What’s next on your bucket list?
JK: I would love to direct again, and I think the cool thing is that I really reacted to [The Hollars]. So if I react to another script like that, that would be great. But my whole rule for directing is that I have to be the right guy for the job. If I think there’s someone else out there who can do a better version than I can, then I’m not the right guy for the job. It’s something that I have to feel inherently like it’s in my DNA, this story. I’m waiting for the next one to come along. As far as being an actor goes, I’ve been lucky enough to work on some really great projects recently, and going into Jack Ryan in January is going to be big. One of the things I’d love to do one day is work with my wife, so we’ve got to find something to do that.

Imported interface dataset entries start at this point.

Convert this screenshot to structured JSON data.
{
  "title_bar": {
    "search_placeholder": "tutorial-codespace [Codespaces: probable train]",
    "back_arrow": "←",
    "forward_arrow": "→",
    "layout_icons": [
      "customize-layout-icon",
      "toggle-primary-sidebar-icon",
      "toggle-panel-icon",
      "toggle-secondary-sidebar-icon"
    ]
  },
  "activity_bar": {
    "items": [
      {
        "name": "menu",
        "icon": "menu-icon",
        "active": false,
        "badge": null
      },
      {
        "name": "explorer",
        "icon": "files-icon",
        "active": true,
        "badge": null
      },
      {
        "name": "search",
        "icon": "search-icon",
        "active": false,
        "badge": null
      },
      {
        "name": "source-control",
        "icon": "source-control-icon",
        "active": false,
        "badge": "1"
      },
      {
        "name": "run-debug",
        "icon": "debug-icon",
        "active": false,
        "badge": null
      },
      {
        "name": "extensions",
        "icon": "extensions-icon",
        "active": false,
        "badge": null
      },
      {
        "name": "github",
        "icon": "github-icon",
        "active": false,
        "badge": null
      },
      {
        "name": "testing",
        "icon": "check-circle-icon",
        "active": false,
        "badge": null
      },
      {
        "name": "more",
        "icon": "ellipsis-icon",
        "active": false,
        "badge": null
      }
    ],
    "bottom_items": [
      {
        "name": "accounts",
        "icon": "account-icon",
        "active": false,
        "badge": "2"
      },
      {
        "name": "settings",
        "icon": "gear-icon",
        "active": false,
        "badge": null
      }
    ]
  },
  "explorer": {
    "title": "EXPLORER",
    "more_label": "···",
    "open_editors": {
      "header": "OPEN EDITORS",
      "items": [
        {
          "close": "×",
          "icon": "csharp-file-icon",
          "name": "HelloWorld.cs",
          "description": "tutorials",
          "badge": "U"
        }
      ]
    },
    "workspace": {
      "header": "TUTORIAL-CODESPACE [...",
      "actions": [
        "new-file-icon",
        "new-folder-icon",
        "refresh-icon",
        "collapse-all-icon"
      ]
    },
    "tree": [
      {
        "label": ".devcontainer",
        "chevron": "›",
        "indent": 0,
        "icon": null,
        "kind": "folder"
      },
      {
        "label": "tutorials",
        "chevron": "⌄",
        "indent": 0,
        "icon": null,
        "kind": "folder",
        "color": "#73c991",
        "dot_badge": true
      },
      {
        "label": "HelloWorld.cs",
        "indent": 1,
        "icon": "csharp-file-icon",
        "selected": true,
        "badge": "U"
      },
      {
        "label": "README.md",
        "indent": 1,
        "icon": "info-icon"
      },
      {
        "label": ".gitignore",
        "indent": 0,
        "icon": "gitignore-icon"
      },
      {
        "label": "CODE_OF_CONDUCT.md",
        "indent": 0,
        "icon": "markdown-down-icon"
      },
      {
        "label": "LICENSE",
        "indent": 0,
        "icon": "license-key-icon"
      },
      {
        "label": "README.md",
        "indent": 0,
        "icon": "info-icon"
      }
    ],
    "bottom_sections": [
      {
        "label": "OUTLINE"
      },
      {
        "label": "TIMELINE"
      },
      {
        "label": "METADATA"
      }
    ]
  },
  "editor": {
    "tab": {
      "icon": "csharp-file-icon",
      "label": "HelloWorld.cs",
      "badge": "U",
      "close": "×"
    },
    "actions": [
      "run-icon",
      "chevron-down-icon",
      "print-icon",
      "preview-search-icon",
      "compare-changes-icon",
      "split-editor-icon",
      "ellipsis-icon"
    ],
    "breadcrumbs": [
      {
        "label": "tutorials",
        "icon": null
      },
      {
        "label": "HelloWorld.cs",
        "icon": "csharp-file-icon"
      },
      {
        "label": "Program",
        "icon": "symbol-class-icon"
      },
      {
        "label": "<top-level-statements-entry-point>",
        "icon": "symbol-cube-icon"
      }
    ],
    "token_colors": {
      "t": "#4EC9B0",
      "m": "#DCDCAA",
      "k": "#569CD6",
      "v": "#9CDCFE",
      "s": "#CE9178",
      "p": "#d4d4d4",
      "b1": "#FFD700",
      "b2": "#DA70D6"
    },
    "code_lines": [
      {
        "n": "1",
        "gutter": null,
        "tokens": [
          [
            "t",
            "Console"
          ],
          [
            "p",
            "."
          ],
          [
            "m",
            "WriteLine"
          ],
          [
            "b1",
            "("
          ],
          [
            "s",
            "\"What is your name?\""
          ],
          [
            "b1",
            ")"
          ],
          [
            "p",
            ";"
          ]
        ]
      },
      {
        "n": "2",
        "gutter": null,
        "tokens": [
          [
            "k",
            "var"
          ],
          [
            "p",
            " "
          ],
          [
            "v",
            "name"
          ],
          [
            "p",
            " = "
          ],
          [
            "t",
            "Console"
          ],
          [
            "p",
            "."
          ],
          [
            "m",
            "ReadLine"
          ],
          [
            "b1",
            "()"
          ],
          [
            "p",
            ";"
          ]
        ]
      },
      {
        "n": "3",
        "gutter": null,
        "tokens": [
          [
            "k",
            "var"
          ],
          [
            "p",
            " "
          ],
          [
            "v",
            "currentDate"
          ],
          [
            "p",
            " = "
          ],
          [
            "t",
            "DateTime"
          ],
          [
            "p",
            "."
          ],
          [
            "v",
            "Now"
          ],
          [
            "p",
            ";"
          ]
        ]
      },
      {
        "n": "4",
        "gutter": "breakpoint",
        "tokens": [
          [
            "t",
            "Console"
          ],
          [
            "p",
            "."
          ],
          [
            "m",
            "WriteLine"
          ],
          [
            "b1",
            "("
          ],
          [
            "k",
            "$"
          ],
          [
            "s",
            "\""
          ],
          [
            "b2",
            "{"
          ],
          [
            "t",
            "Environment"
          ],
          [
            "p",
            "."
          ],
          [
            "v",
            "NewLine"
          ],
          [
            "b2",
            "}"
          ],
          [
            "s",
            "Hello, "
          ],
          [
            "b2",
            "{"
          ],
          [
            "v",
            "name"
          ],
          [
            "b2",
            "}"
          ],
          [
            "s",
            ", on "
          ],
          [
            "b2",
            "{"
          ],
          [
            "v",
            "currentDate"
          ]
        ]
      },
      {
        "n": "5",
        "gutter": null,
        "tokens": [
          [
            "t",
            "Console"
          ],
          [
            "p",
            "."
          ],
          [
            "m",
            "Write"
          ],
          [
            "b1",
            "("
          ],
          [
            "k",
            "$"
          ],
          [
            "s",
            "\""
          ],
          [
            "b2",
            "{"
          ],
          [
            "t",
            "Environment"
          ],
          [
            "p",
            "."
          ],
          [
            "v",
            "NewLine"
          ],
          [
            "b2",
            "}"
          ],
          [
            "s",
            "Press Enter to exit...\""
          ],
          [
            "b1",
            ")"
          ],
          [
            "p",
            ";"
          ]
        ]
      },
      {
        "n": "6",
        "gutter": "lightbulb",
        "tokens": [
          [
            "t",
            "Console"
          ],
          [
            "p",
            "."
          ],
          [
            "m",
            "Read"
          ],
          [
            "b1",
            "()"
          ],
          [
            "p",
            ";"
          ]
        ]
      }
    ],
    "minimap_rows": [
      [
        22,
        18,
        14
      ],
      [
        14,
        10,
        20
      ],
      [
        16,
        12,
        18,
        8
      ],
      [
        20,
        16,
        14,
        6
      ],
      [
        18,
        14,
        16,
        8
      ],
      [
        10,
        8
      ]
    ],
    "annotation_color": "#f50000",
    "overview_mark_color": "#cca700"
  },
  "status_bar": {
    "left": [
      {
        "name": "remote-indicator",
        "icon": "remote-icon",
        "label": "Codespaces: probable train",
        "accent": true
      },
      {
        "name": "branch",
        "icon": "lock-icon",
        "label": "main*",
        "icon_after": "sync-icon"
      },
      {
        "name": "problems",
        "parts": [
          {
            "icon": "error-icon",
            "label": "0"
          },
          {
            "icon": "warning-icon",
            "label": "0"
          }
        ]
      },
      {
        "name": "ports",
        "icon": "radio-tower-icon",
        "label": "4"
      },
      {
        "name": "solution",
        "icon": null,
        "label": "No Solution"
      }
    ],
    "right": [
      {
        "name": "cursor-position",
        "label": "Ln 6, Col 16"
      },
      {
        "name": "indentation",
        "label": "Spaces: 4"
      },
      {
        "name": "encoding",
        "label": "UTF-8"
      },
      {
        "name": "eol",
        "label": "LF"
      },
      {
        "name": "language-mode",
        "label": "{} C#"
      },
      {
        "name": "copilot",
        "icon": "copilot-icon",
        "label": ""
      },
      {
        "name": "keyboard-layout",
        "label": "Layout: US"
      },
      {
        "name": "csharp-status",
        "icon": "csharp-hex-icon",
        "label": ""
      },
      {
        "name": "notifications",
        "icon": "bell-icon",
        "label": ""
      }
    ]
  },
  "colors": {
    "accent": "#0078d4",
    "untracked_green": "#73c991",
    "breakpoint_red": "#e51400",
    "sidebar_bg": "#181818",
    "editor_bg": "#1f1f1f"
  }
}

Do you have a project in mind? A comedy, a drama, a TV show?
JK: I don’t. It’s really hard. The key for me is to find a story that is so undeniable that us being married isn’t the headline, the story itself is the headline. Whether we want to work together or not, we have to respect that the biggest goal is to make every movie we’re in work. You hope that you can find something that is either fun to do together or really important and impactful to do together.
Do you feel like you could work with Jenna Fischer [who played Pam Beesly on The Office] again, or would it be too hard for people to separate Jim and Pam?
JK: I would work with Jenna every single day if I could; she’s unbelievable. It would be hard for people to allow us to be anything else. I think it would be hard for people to see us as anything else. It would be difficult, but I don’t know. I’m not opposed to trying it!
The Hollars hits theaters on Friday.